[WORK TO BE COMPLETED]:
Take the line that contains "Parse this screenshot: output" and all lines after it, up to and including the last line of the data, and write them out exactly; nothing else belongs in the answer.

[DATA SHOWN]:
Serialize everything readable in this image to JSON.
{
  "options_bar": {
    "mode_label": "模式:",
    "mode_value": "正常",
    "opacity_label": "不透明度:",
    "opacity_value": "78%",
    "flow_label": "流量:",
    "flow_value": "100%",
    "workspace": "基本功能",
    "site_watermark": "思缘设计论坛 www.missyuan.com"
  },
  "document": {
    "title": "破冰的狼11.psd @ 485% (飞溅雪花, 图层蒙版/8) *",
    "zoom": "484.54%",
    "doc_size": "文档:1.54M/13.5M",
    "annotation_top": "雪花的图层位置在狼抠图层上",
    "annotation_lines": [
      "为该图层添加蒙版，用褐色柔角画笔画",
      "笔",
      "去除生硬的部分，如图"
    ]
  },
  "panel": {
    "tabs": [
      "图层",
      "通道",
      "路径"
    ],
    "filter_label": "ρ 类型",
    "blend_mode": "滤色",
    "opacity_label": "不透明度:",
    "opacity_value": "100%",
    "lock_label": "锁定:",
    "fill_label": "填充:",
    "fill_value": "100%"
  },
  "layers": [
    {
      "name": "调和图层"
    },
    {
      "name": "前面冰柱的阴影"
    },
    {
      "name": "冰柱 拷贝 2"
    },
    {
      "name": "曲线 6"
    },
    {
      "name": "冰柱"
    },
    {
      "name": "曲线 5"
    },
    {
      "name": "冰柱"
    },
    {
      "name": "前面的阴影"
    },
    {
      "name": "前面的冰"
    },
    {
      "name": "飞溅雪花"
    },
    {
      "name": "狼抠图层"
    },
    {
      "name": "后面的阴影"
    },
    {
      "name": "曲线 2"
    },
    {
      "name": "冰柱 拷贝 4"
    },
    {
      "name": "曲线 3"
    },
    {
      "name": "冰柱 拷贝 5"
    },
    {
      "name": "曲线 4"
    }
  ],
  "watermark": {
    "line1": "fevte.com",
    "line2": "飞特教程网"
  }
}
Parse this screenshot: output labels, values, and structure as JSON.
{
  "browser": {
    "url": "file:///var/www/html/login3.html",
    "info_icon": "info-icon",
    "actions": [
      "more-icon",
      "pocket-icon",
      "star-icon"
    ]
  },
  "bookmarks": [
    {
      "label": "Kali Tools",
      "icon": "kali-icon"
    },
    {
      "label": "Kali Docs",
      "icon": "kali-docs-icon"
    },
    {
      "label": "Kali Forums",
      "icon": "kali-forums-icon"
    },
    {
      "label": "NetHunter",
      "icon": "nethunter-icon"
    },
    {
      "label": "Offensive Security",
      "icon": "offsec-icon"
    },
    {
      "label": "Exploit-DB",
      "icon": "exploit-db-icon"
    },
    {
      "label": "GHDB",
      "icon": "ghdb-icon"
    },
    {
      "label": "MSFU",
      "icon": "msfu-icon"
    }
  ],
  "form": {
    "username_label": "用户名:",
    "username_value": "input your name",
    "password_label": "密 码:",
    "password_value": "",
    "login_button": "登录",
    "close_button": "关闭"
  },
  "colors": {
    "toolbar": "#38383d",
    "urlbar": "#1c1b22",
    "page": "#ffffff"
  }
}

[ANSWER TO THIS EXERCISE]:
Parse this screenshot: output labels, values, and structure as JSON.
{
  "browser": {
    "url": "file:///var/www/html/login3.html",
    "info_icon": "info-icon",
    "actions": [
      "more-icon",
      "pocket-icon",
      "star-icon"
    ]
  },
  "bookmarks": [
    {
      "label": "Kali Tools",
      "icon": "kali-icon"
    },
    {
      "label": "Kali Docs",
      "icon": "kali-docs-icon"
    },
    {
      "label": "Kali Forums",
      "icon": "kali-forums-icon"
    },
    {
      "label": "NetHunter",
      "icon": "nethunter-icon"
    },
    {
      "label": "Offensive Security",
      "icon": "offsec-icon"
    },
    {
      "label": "Exploit-DB",
      "icon": "exploit-db-icon"
    },
    {
      "label": "GHDB",
      "icon": "ghdb-icon"
    },
    {
      "label": "MSFU",
      "icon": "msfu-icon"
    }
  ],
  "form": {
    "username_label": "用户名:",
    "username_value": "input your name",
    "password_label": "密 码:",
    "password_value": "",
    "login_button": "登录",
    "close_button": "关闭"
  },
  "colors": {
    "toolbar": "#38383d",
    "urlbar": "#1c1b22",
    "page": "#ffffff"
  }
}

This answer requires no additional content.